Complete recovery of economic losses is dependent on how soon the disease is brought under control. Unemployment, poverty levels due to job losses, bad debts, disruption caused to education, and the recovery of ongoing low productivity has to be countered effectively. Sri Lanka has a history of facing challenges head-on and winning obstacles. With the high level of intelligence of the citizenry as a whole, getting back on one’s feet is a certainty. However, the most important factor at present is to change public perspective on the current depressing situation to a constructive and optimistic viewpoint. Hence, relentless effort must be taken to uplift the confidence of the masses.

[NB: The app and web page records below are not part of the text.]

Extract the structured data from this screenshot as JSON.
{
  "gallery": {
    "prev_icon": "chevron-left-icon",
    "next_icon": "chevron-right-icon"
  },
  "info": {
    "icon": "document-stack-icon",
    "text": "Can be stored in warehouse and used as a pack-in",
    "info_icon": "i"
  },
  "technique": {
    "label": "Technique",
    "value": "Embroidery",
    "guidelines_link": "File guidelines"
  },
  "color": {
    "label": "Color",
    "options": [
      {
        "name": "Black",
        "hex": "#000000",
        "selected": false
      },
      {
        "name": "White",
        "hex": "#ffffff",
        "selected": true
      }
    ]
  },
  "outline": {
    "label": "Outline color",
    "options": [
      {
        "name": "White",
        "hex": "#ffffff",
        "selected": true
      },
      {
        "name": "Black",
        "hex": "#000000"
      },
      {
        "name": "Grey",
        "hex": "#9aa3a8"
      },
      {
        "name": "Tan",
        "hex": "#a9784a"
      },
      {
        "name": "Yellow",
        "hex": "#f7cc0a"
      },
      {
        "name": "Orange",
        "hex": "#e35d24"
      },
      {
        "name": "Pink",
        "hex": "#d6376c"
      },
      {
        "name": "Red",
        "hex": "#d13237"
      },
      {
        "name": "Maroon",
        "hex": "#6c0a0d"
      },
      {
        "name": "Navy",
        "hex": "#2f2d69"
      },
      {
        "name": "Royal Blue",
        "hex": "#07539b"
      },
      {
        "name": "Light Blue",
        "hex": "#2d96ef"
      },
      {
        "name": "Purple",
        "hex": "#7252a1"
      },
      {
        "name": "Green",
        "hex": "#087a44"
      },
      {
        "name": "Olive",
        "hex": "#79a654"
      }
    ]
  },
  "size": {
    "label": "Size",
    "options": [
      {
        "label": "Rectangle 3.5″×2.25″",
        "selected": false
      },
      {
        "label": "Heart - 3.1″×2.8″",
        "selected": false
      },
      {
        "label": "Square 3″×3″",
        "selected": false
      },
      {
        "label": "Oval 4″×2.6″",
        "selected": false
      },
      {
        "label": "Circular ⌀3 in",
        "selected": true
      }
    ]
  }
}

The authorities have to keep an eagle eye on the economic structure. Does the country wish a mere return to the pre-Coronavirus economy or more than that? It should be both. First we have to get back to the same level that existed before the outbreak of the virus and subsequently boost the economy by using the many opportunities that were available since the beginning of Covid-19. For example, the tourism industry experts opine that the related business activities will thrive with the global recognition Sri Lanka earned by successfully controlling the pandemic.
Similarly, foreign employment, and the apparel markets are also expected to boost when the world returns to normalcy. The present drive of the Government on domestic service, industry, and agriculture sectors must be made successful. The ‘main obstacle’, as per public opinion, is the lack of support of the public service that usually slows down the process, despite the policy decisions of the government. Therefore, the pressure to regulate these processes must be applied effectively by the authorities.
Some countries including the USA and most European countries have not shown effective response to the crisis and performed poorly. Nevertheless, Sri Lanka, with the total commitment of President Rajapaksa himself, has taken every possible measure to control the situation. The Government, health sectors, military establishment, police, and the public sacrificed a great deal during the near ten-month period, and continue to do so. Therefore, one can safely assume that the country will succeed in recovering in full, with or without a vaccine to prevent or cure the deadly virus.